Many modern cars, particularly the top end models are now fitted with fog lights, but there appears to be limited direction as to their appropriate or effective use.
The very name suggests that they should be used in…well…the fog, but as many an online forum will testify, it can be a contentious subject indeed. The web is awash with discussions (many using language that I dare not reproduce) from those who use them all the time because they think they look cool to those who abhor their use for any or every reason and openly deride those who have them.
Back in the olden days when my dad was a boy, fog lights used to be yellow in colour but these days they are very often white. They are typically mounted low in the bumper (to spread light ‘under’ the fog) and are sometimes confused with day running lights (DRLs). If the lights are wired so they can be turned on by themselves, but turn off automatically when the parkers or headlights are switched on, then they are DRLs. If they only work in concert with the parking lights or headlights, they are classified as fog lights.
First of all, it is important to note that the use of fog lights in other than inclement weather or low visibility is actually an offence in most Australian states and territories due to the glare to oncoming drivers. While it seems to be enforced quite randomly, a number of people have made sizable donations to the annual police ball by using them to show how cool they are.
Fog lights are great for...well...fog
Some drivers claim that fog lights are useful for suburban night driving for the light they provide directly in front and to the sides. Though, as a study conducted by SAE International in the US discovered, our perceptions as to how good or bad our headlights perform are actually quite subjective and not always accurate. They found that fog lights are more frequently used inappropriately in clear weather than they were used appropriately in inclement weather.
There are a range of factors that affect the safety performance of automotive headlights, that is, how well they enable a driver to see what they need to see in order to avoid a collision, and the foreground light produced by fog lights is a very long way down that list. While foreground lighting is necessary for your peripheral vision in order to see where you are relative to the road edges and makes us feel more secure, the problem with too much foreground lighting is that it is unhelpful. Foreground light is far less safety-critical than the light that is cast further down the road by your headlights because at any significant speed (40km/h or more), what's in the foreground is too close to avoid. It may be cold comfort to simply get a good look at what you’re about to hit.
Turning on your fog lights increases the foreground lighting, causing your pupils to react to this bright pool of foreground light by narrowing, which substantially reduces your distance vision—especially since there's no increase in the intensity of distance lighting to compensate for the increased foreground light. That is not going to help you see things in time to avoid them. This is also why you shouldn’t use fog lights with high beam, because if you're going fast enough to need high beam, you don't want to spoil your distance vision with too much foreground lighting.

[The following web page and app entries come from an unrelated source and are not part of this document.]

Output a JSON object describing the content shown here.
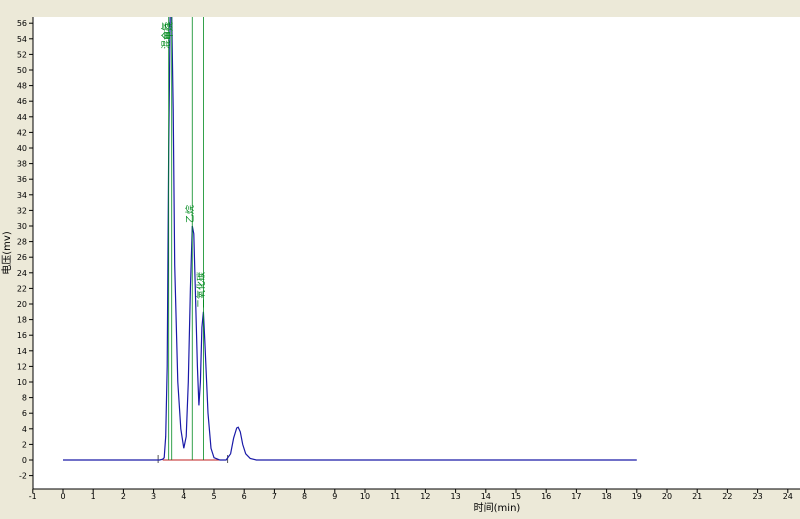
{
  "chart_data": {
    "type": "line",
    "title": "",
    "xlabel": "时间(min)",
    "ylabel": "电压(mv)",
    "xlim": [
      -1,
      24.5
    ],
    "ylim": [
      -3.5,
      56
    ],
    "x_ticks": [
      -1,
      0,
      1,
      2,
      3,
      4,
      5,
      6,
      7,
      8,
      9,
      10,
      11,
      12,
      13,
      14,
      15,
      16,
      17,
      18,
      19,
      20,
      21,
      22,
      23,
      24
    ],
    "y_ticks": [
      -2,
      0,
      2,
      4,
      6,
      8,
      10,
      12,
      14,
      16,
      18,
      20,
      22,
      24,
      26,
      28,
      30,
      32,
      34,
      36,
      38,
      40,
      42,
      44,
      46,
      48,
      50,
      52,
      54,
      56
    ],
    "grid": false,
    "series": [
      {
        "color": "#1a1aa8",
        "points": [
          [
            0,
            0
          ],
          [
            3.2,
            0
          ],
          [
            3.3,
            0.1
          ],
          [
            3.35,
            0.3
          ],
          [
            3.4,
            3
          ],
          [
            3.45,
            12
          ],
          [
            3.5,
            40
          ],
          [
            3.55,
            57
          ],
          [
            3.6,
            57
          ],
          [
            3.65,
            45
          ],
          [
            3.7,
            25
          ],
          [
            3.8,
            10
          ],
          [
            3.9,
            4
          ],
          [
            4.0,
            1.5
          ],
          [
            4.08,
            3
          ],
          [
            4.15,
            10
          ],
          [
            4.22,
            22
          ],
          [
            4.28,
            30
          ],
          [
            4.33,
            29
          ],
          [
            4.38,
            22
          ],
          [
            4.45,
            12
          ],
          [
            4.5,
            7
          ],
          [
            4.55,
            10
          ],
          [
            4.6,
            17
          ],
          [
            4.65,
            19
          ],
          [
            4.7,
            15
          ],
          [
            4.8,
            6
          ],
          [
            4.9,
            1.5
          ],
          [
            5.0,
            0.3
          ],
          [
            5.2,
            0
          ],
          [
            5.4,
            0
          ],
          [
            5.55,
            0.8
          ],
          [
            5.65,
            2.8
          ],
          [
            5.75,
            4.1
          ],
          [
            5.8,
            4.2
          ],
          [
            5.87,
            3.6
          ],
          [
            5.95,
            2
          ],
          [
            6.05,
            0.8
          ],
          [
            6.2,
            0.2
          ],
          [
            6.4,
            0
          ],
          [
            19,
            0
          ]
        ]
      }
    ],
    "peak_labels": [
      {
        "text": "混合气",
        "x": 3.5
      },
      {
        "text": "甲烷",
        "x": 3.6
      },
      {
        "text": "乙烷",
        "x": 4.28
      },
      {
        "text": "二氧化碳",
        "x": 4.65
      }
    ],
    "peak_marker_color": "#008a1e",
    "baseline_color": "#c02020"
  }
}
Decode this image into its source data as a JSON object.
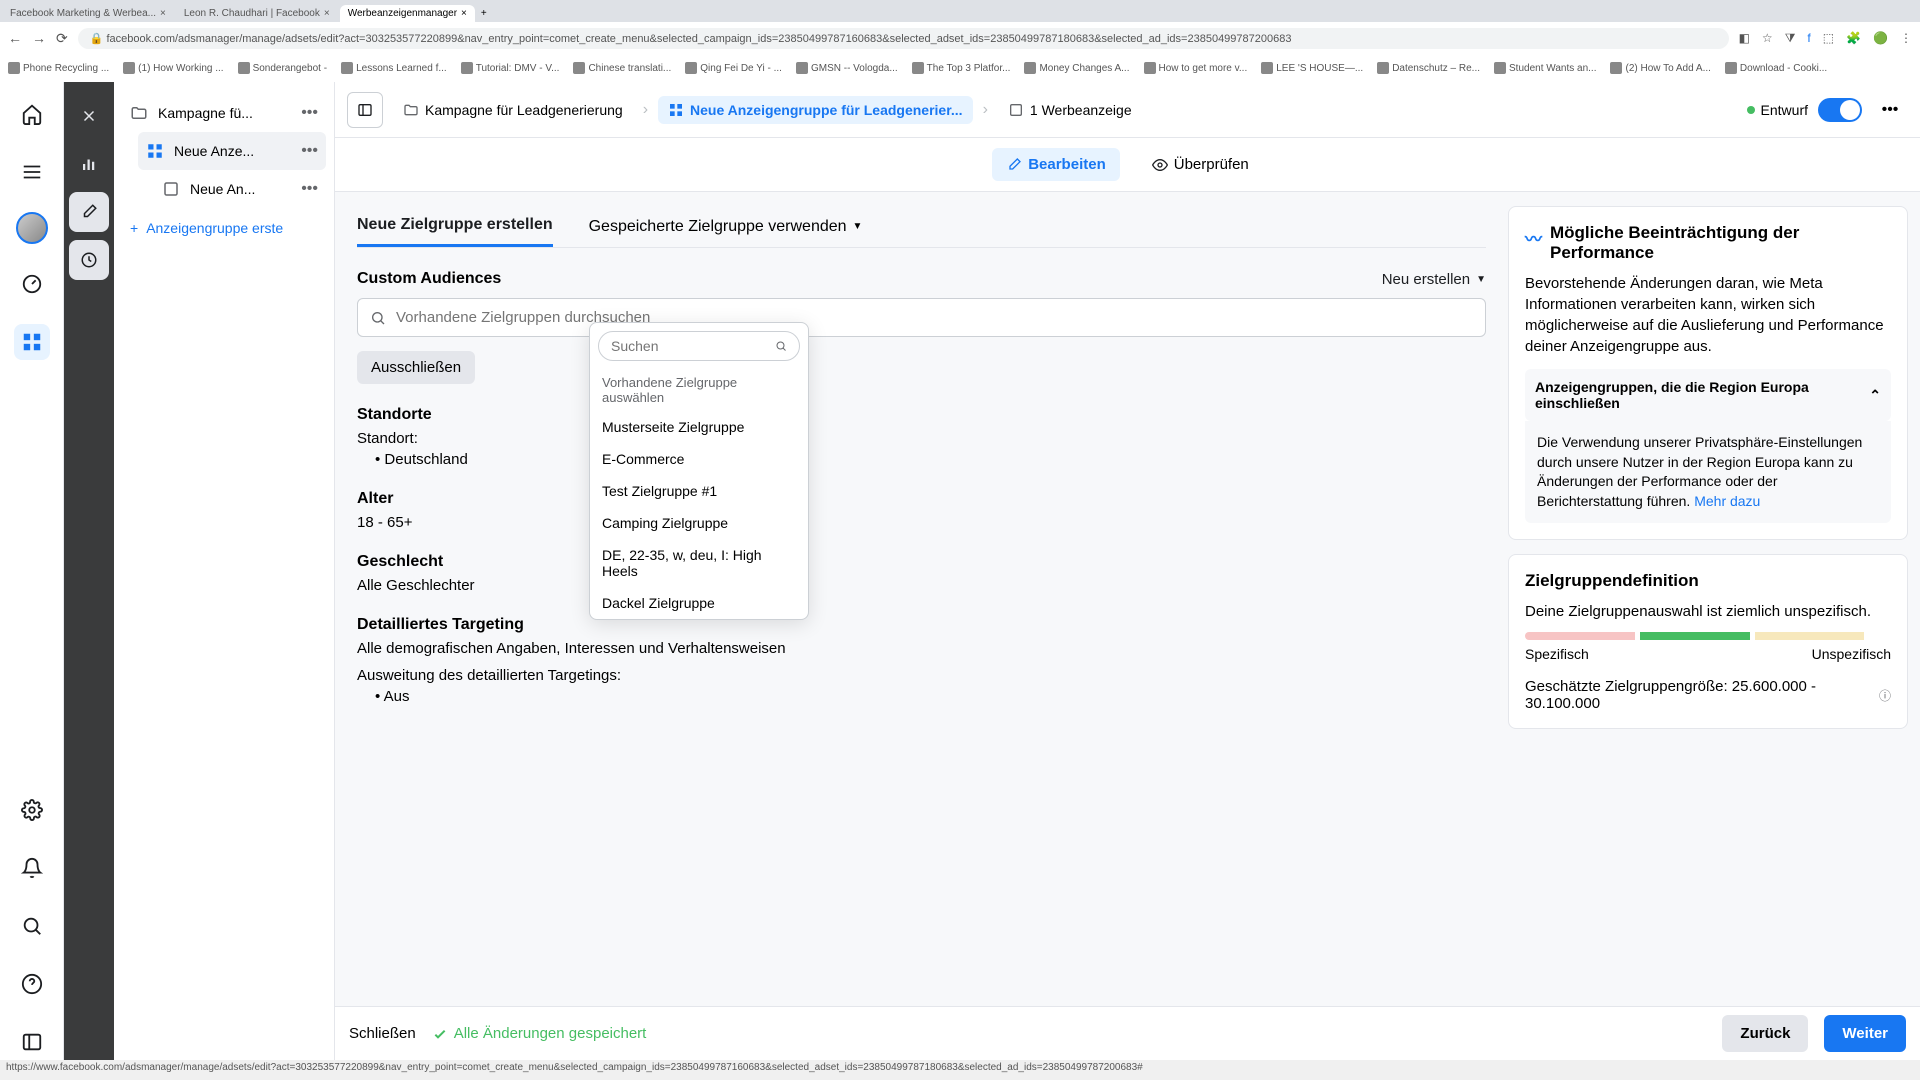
{
  "browser": {
    "tabs": [
      {
        "label": "Facebook Marketing & Werbea..."
      },
      {
        "label": "Leon R. Chaudhari | Facebook"
      },
      {
        "label": "Werbeanzeigenmanager"
      }
    ],
    "url": "facebook.com/adsmanager/manage/adsets/edit?act=303253577220899&nav_entry_point=comet_create_menu&selected_campaign_ids=23850499787160683&selected_adset_ids=23850499787180683&selected_ad_ids=23850499787200683",
    "bookmarks": [
      "Phone Recycling ...",
      "(1) How Working ...",
      "Sonderangebot -",
      "Lessons Learned f...",
      "Tutorial: DMV - V...",
      "Chinese translati...",
      "Qing Fei De Yi - ...",
      "GMSN -- Vologda...",
      "The Top 3 Platfor...",
      "Money Changes A...",
      "How to get more v...",
      "LEE 'S HOUSE—...",
      "Datenschutz – Re...",
      "Student Wants an...",
      "(2) How To Add A...",
      "Download - Cooki..."
    ]
  },
  "tree": {
    "campaign": "Kampagne fü...",
    "adset": "Neue Anze...",
    "ad": "Neue An...",
    "add": "Anzeigengruppe erste"
  },
  "breadcrumb": {
    "campaign": "Kampagne für Leadgenerierung",
    "adset": "Neue Anzeigengruppe für Leadgenerier...",
    "ad": "1 Werbeanzeige",
    "status": "Entwurf"
  },
  "mode": {
    "edit": "Bearbeiten",
    "review": "Überprüfen"
  },
  "tabs": {
    "new": "Neue Zielgruppe erstellen",
    "saved": "Gespeicherte Zielgruppe verwenden"
  },
  "custom": {
    "title": "Custom Audiences",
    "new": "Neu erstellen",
    "search_placeholder": "Vorhandene Zielgruppen durchsuchen",
    "exclude": "Ausschließen"
  },
  "dropdown": {
    "search_placeholder": "Suchen",
    "label": "Vorhandene Zielgruppe auswählen",
    "items": [
      "Musterseite Zielgruppe",
      "E-Commerce",
      "Test Zielgruppe #1",
      "Camping Zielgruppe",
      "DE, 22-35, w, deu, I: High Heels",
      "Dackel Zielgruppe"
    ]
  },
  "location": {
    "title": "Standorte",
    "label": "Standort:",
    "value": "Deutschland"
  },
  "age": {
    "title": "Alter",
    "value": "18 - 65+"
  },
  "gender": {
    "title": "Geschlecht",
    "value": "Alle Geschlechter"
  },
  "detailed": {
    "title": "Detailliertes Targeting",
    "value": "Alle demografischen Angaben, Interessen und Verhaltensweisen",
    "expansion_label": "Ausweitung des detaillierten Targetings:",
    "expansion_value": "Aus"
  },
  "perf_card": {
    "title": "Mögliche Beeinträchtigung der Performance",
    "text": "Bevorstehende Änderungen daran, wie Meta Informationen verarbeiten kann, wirken sich möglicherweise auf die Auslieferung und Performance deiner Anzeigengruppe aus.",
    "coll_title": "Anzeigengruppen, die die Region Europa einschließen",
    "coll_text": "Die Verwendung unserer Privatsphäre-Einstellungen durch unsere Nutzer in der Region Europa kann zu Änderungen der Performance oder der Berichterstattung führen. ",
    "more": "Mehr dazu"
  },
  "def_card": {
    "title": "Zielgruppendefinition",
    "text": "Deine Zielgruppenauswahl ist ziemlich unspezifisch.",
    "specific": "Spezifisch",
    "unspecific": "Unspezifisch",
    "est": "Geschätzte Zielgruppengröße: 25.600.000 - 30.100.000"
  },
  "footer": {
    "close": "Schließen",
    "saved": "Alle Änderungen gespeichert",
    "back": "Zurück",
    "next": "Weiter"
  },
  "status_url": "https://www.facebook.com/adsmanager/manage/adsets/edit?act=303253577220899&nav_entry_point=comet_create_menu&selected_campaign_ids=23850499787160683&selected_adset_ids=23850499787180683&selected_ad_ids=23850499787200683#"
}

Highbeam and fog lights may look cool, but it's ultimately unhelpful.
When we use our fog lights inappropriately, we perceive that our vision is better than it actually is and subconsciously adjust our driving to match, which is not a good combination. So my advice is to use your fog lights for their intended use, driving in foggy conditions (and to make your car look cool in photos), but do yourself and everyone else a favour by switching them off when driving in clear conditions.